of the northern region and today has a population of over 140,000 people. The
town is situated on the small river Răut (known to its former Jewish inhabitants
as the Revet), a tributary of the Nistru Dniester, located within a a hilly
landscape; which in the Middle Ages was covered with forest.
The town and the region has had a turbulent history and this has had (and continues to have)
a profound effect on the various communities that formed its population.
According to the Romanian official census for 1930, Bălţi had a population of 30,570, comprising 14,200 Jews,
8,900 Romanians, 5,400 Russians and Ukrainians, and 1,000 Poles. 14,400 of the inhabitants were Christian Orthodox,
14,250 Jewish, and 1,250 Roman Catholic. In that year, the city represented only 7.9% of the population of the surrounding Bălţi
County (so the town functioned as an urban centre for a mainly rural population).
Today the municipality covers an area of 78.0 sq km, of which the city constitutes 41.42 sq km, the village Elisabeta (an eastern
suburb) 9.81 sq km, and the village Sadovoe (a north-western suburb) 26.77 sq km. Of these, an important portion (20.11 km) is
actually agricultural land. Some city neighbourhoods bear the names of the former 19th century suburbs: Pamanteni, Slobozia,
Molodova, Baltul Nou, Podul.
This KehilaLinks site is intended to give an outline impression of the vibrant Jewish communal life of Bălţi before the onset of the
Second World War. A war and subsequent history which has seen the Jewish community reduced by over 95% to today’s
population of approximately 400.
The Story of the Jewish Community of Bălţi is written of in detail on the Yad Vashem site of the same name, which is
a source of invaluable information about the general history of the town and the impact of the Shoah on the
community of Bălţi. This KehilaLinks site is not intended to do anything other than add to the sum total of information about the

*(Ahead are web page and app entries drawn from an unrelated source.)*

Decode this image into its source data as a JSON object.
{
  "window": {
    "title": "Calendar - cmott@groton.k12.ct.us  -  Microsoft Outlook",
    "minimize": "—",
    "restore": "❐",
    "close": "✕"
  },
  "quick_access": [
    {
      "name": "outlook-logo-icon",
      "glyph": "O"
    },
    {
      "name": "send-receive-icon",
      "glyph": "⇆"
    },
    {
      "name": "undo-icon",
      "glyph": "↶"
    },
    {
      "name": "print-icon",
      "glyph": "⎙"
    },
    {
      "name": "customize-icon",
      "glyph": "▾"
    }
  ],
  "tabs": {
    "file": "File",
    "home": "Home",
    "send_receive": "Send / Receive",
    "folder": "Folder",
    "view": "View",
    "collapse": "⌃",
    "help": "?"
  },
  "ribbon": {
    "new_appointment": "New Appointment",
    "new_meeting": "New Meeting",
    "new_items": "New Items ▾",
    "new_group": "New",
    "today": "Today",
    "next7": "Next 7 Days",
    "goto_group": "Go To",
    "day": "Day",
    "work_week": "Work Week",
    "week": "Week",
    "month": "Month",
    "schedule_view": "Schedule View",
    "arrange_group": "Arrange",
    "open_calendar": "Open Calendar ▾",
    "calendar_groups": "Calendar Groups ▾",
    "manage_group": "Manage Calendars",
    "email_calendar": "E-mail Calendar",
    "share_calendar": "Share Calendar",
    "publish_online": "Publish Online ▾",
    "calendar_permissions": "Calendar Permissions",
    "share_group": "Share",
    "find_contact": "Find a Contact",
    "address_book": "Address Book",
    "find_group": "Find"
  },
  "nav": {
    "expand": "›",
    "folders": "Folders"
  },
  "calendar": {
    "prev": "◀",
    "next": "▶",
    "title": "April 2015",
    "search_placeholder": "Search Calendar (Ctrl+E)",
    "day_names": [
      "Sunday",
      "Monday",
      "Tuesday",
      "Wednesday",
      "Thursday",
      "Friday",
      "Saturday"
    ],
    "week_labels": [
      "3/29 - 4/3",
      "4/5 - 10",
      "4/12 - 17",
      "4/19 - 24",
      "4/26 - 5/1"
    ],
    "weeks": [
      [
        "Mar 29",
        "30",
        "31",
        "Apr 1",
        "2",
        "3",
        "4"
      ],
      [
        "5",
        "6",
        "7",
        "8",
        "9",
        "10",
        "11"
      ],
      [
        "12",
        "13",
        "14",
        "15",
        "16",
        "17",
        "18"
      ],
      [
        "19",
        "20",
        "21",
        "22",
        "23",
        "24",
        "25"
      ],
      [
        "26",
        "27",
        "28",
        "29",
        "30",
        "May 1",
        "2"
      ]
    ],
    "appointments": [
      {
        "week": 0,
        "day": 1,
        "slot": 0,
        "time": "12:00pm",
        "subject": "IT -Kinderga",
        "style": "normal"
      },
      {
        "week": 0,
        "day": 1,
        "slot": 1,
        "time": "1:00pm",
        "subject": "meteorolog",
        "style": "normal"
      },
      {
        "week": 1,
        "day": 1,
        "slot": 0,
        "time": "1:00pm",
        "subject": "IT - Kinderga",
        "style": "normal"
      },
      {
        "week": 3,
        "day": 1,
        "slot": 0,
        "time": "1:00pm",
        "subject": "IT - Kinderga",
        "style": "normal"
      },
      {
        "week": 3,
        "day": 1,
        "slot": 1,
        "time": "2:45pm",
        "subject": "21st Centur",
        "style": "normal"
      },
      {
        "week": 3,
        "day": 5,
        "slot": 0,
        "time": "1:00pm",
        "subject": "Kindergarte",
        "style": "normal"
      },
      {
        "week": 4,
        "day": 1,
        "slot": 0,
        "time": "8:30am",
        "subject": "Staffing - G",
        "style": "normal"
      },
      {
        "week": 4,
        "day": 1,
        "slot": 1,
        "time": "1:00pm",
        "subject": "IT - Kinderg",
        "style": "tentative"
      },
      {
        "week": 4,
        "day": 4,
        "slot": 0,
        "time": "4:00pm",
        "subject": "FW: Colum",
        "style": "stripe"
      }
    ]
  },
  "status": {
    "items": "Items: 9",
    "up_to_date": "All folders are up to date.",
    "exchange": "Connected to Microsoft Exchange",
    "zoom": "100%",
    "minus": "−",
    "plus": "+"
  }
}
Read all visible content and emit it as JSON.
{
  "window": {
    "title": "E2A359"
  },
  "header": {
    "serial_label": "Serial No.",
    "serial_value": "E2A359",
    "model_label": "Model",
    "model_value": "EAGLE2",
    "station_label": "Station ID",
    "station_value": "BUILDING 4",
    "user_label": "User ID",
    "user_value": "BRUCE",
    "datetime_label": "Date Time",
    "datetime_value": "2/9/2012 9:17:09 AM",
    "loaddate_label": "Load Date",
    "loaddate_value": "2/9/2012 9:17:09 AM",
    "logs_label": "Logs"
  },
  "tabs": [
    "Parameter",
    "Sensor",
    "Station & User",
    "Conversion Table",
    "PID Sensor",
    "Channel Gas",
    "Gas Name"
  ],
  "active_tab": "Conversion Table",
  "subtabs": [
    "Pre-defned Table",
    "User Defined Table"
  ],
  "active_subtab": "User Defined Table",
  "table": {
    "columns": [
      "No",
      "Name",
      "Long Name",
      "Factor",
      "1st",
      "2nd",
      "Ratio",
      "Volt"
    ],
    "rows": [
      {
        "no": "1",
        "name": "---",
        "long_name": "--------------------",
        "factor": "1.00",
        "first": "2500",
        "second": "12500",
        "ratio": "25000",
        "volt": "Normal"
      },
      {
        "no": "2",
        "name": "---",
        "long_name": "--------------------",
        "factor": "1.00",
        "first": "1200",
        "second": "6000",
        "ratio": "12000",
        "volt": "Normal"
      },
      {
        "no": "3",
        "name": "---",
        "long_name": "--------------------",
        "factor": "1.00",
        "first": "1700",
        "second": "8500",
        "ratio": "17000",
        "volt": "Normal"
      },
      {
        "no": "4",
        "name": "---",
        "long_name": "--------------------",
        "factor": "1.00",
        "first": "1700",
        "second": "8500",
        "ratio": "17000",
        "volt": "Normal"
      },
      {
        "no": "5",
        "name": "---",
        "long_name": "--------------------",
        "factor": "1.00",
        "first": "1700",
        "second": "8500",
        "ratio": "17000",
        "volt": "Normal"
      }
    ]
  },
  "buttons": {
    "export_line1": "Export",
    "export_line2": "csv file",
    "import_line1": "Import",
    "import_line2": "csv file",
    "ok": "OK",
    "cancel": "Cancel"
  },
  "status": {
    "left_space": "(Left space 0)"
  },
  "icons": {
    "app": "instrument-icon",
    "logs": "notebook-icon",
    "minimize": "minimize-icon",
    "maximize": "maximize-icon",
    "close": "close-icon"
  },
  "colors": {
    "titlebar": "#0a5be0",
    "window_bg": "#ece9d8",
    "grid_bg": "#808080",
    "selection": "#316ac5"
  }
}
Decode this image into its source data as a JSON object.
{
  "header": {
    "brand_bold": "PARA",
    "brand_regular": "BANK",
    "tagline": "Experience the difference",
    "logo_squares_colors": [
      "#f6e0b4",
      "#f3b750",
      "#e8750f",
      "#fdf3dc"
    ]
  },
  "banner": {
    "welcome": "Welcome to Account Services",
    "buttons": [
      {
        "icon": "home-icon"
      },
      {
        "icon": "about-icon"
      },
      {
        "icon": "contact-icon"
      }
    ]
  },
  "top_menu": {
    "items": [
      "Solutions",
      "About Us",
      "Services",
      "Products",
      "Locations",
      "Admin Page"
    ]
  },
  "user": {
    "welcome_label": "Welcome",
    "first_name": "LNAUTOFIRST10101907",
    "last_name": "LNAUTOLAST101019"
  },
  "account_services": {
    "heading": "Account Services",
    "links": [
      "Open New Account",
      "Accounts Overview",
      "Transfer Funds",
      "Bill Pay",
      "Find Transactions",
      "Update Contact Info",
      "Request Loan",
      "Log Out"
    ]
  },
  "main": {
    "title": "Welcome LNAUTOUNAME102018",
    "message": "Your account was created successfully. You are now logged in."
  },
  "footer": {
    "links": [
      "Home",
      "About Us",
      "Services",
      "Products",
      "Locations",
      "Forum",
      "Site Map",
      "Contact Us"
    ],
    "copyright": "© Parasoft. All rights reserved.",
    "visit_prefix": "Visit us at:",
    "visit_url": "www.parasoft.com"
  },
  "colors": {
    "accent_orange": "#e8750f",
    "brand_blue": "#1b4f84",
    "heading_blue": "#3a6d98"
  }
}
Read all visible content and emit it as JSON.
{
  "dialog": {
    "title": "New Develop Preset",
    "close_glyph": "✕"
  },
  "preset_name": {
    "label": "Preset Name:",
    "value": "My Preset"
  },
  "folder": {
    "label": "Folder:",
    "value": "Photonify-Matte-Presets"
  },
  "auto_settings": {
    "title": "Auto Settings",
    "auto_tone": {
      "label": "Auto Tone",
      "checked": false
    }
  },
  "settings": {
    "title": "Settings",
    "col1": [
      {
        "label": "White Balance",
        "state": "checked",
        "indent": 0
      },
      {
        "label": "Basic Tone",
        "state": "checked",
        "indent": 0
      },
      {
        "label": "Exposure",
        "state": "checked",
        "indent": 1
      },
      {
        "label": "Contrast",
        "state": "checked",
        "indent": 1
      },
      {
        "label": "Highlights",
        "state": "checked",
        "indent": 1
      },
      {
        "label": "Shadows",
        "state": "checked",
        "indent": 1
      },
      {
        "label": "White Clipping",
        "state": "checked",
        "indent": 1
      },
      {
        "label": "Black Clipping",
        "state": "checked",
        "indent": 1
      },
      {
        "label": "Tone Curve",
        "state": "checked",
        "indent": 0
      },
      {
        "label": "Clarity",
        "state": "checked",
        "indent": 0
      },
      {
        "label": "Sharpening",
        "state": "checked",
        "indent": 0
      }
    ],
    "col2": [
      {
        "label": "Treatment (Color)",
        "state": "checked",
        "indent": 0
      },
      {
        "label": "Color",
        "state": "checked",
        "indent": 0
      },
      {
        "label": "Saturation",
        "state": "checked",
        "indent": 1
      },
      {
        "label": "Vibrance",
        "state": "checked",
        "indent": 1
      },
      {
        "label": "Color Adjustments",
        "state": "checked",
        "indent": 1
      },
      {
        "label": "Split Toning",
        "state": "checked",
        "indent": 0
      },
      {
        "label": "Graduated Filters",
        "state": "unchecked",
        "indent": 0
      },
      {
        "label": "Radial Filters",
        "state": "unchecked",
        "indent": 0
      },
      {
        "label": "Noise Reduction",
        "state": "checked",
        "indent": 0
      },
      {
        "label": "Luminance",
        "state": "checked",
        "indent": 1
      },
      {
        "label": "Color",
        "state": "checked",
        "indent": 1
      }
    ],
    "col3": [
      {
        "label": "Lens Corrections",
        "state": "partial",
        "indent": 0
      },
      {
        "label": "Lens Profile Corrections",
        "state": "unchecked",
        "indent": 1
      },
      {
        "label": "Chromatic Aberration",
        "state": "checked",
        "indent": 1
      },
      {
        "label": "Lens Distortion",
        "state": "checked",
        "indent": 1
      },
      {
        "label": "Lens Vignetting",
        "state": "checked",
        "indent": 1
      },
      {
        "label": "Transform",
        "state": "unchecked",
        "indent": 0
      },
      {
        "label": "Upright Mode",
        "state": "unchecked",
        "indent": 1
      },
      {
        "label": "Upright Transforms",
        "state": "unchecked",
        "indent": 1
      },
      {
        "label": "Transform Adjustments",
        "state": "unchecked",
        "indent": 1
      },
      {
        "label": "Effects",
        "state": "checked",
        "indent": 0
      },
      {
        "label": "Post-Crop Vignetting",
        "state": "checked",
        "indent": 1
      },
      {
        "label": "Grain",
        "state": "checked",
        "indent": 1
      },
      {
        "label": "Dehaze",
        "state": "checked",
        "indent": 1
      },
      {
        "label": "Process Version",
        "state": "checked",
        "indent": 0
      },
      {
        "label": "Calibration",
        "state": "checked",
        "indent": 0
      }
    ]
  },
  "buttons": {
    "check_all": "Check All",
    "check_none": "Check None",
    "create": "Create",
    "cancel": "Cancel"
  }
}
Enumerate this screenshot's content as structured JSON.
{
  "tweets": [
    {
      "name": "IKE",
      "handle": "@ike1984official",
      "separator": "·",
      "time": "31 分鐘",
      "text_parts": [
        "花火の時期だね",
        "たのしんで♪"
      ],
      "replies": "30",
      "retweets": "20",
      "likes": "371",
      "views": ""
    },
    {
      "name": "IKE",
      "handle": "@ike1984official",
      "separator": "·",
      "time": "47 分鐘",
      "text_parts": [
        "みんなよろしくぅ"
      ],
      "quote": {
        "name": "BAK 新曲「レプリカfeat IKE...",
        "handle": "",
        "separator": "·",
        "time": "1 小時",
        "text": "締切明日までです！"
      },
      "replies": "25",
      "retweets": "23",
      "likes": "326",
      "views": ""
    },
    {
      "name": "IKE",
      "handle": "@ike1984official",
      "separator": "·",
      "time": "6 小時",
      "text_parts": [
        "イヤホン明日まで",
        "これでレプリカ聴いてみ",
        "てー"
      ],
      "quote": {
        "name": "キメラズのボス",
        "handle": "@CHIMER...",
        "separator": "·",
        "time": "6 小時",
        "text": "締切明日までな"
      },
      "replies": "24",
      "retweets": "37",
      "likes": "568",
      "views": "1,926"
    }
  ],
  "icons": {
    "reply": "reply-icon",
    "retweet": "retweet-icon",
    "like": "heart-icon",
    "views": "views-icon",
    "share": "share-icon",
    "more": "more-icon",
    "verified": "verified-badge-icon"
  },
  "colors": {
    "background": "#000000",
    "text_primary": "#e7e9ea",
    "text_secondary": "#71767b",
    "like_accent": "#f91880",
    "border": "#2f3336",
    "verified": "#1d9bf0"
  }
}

former Jewish community of Bălţi and to further memorialise its way of life.
Strada Regele (King) Ferdinand, Bălţi circa 1890
Updated January 2014